▶ _WORK TO COMPLETE_: With the images removed, write out every line below exactly.

▶ _DATA RECORDS_:
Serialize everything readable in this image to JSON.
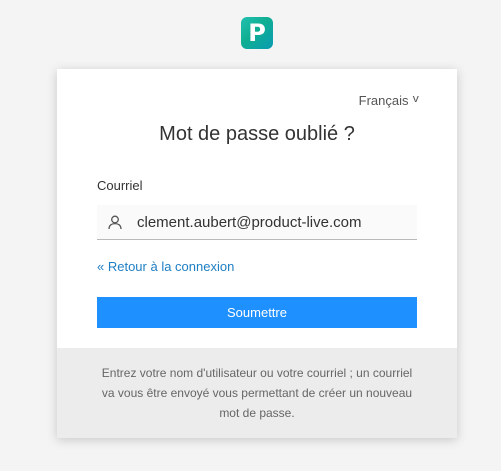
{
  "brand": {
    "logo_letter": "P",
    "logo_icon": "product-live-logo"
  },
  "header": {
    "language": "Français",
    "language_icon": "chevron-down-icon"
  },
  "form": {
    "title": "Mot de passe oublié ?",
    "email_label": "Courriel",
    "email_value": "clement.aubert@product-live.com",
    "user_icon": "user-icon",
    "back_link": "« Retour à la connexion",
    "submit_label": "Soumettre"
  },
  "footer": {
    "help_text": "Entrez votre nom d'utilisateur ou votre courriel ; un courriel va vous être envoyé vous permettant de créer un nouveau mot de passe."
  },
  "colors": {
    "accent": "#1e90ff",
    "link": "#1f7fc4",
    "brand": "#14b39a",
    "background": "#f4f4f4",
    "footer_bg": "#ececec"
  }
}
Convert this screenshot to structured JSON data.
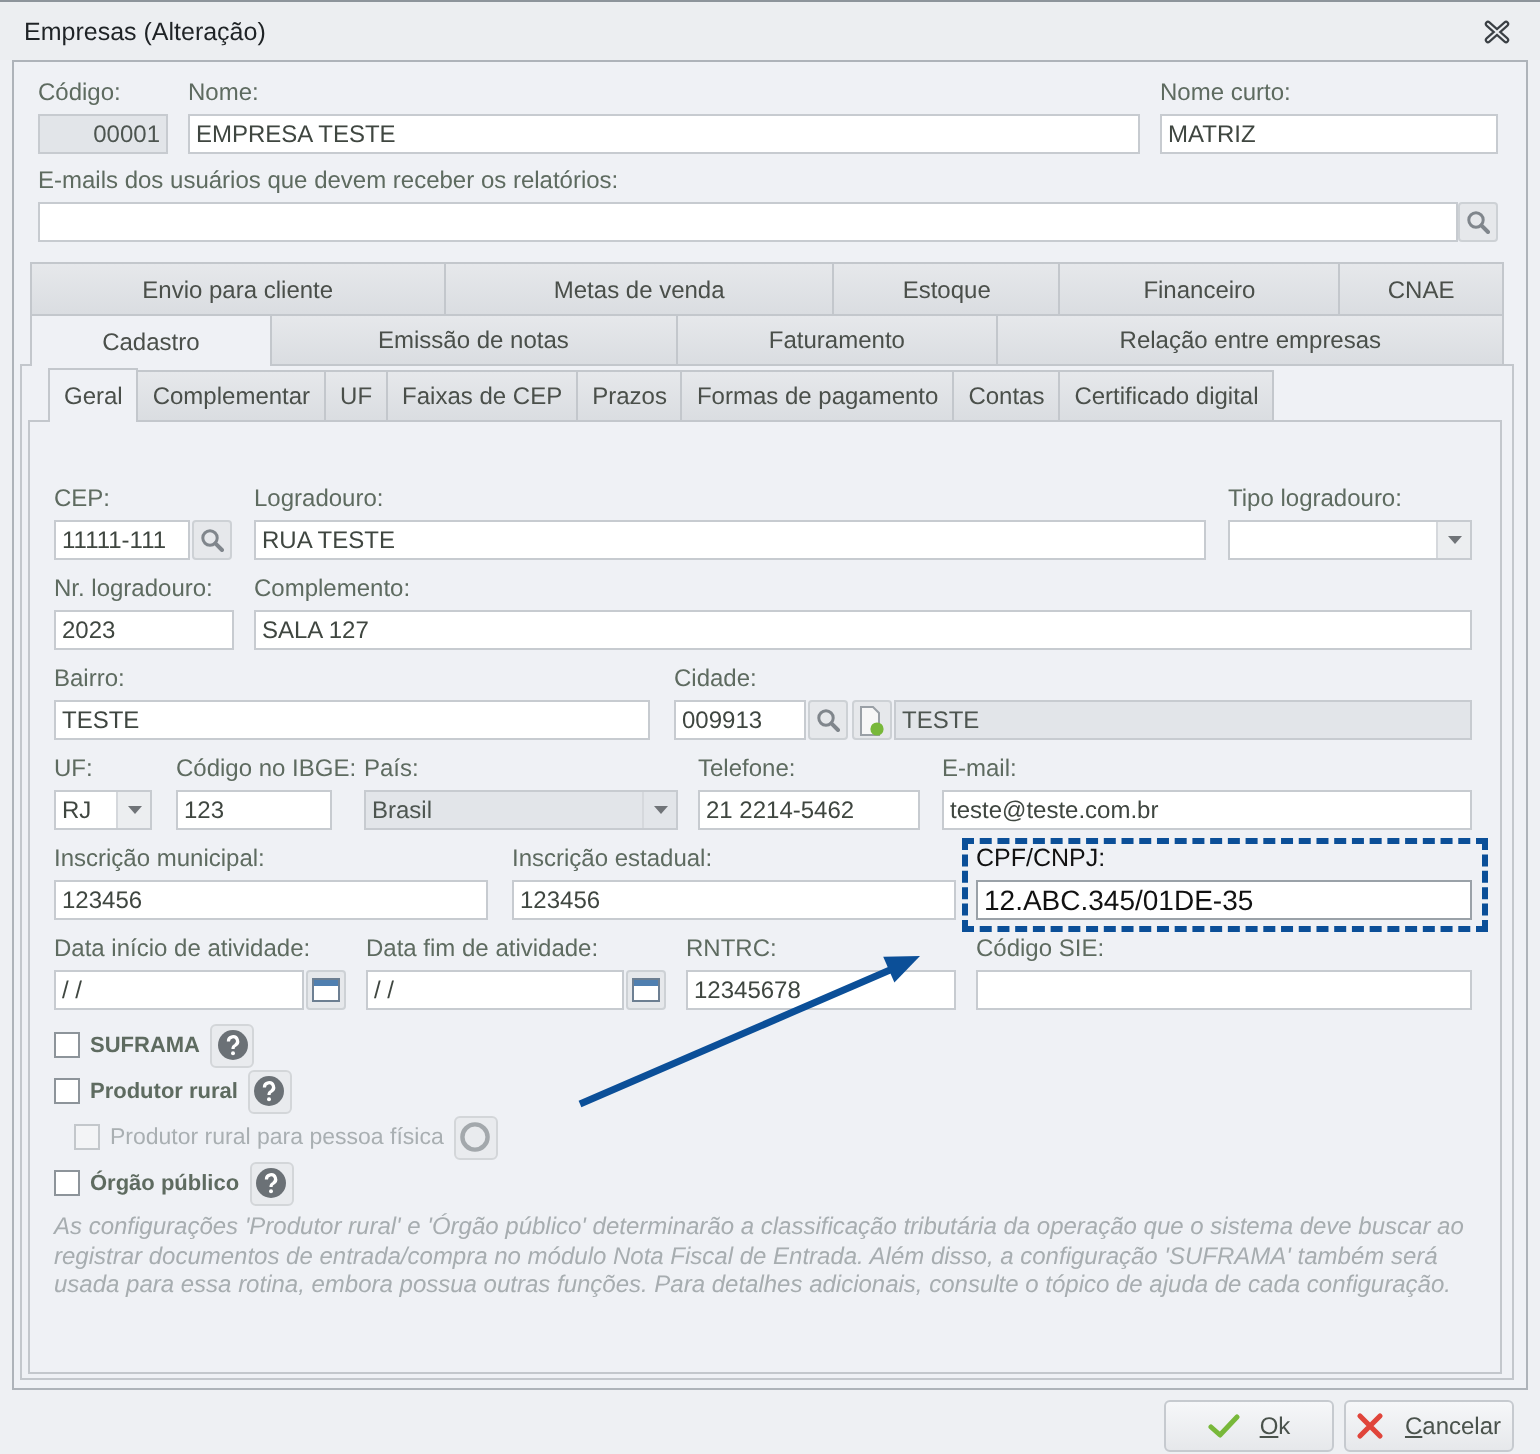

▶ _EXERCISE OUTPUT_:
Serialize everything readable in this image to JSON.
{
  "brand": {
    "logo_letter": "P",
    "logo_icon": "product-live-logo"
  },
  "header": {
    "language": "Français",
    "language_icon": "chevron-down-icon"
  },
  "form": {
    "title": "Mot de passe oublié ?",
    "email_label": "Courriel",
    "email_value": "clement.aubert@product-live.com",
    "user_icon": "user-icon",
    "back_link": "« Retour à la connexion",
    "submit_label": "Soumettre"
  },
  "footer": {
    "help_text": "Entrez votre nom d'utilisateur ou votre courriel ; un courriel va vous être envoyé vous permettant de créer un nouveau mot de passe."
  },
  "colors": {
    "accent": "#1e90ff",
    "link": "#1f7fc4",
    "brand": "#14b39a",
    "background": "#f4f4f4",
    "footer_bg": "#ececec"
  }
}
Convert this screenshot to structured JSON data.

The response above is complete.